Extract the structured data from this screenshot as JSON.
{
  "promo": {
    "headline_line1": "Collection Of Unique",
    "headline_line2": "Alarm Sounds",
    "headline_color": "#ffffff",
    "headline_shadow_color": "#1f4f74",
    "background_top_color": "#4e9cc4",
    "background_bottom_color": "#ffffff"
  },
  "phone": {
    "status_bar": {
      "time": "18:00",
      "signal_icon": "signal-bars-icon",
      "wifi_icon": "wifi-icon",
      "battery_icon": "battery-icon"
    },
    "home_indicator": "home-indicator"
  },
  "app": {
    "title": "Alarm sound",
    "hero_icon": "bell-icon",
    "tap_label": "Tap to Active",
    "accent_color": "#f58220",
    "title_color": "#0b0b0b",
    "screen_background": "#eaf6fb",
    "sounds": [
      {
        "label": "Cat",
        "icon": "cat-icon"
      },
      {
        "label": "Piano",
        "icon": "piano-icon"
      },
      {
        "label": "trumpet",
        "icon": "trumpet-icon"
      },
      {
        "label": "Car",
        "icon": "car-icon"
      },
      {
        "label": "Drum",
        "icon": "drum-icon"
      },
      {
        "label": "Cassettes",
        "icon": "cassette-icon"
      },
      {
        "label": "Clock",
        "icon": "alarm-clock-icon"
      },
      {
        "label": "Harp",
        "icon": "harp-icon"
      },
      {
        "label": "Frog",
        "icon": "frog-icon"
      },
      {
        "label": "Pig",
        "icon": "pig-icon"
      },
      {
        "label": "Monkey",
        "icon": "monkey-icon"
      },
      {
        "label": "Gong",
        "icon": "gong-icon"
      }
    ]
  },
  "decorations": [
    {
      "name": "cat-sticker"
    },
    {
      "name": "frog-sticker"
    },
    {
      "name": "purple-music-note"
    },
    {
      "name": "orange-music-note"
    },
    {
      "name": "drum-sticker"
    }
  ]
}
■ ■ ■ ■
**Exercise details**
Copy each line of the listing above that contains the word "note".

**Written response**
      "name": "purple-music-note"
      "name": "orange-music-note"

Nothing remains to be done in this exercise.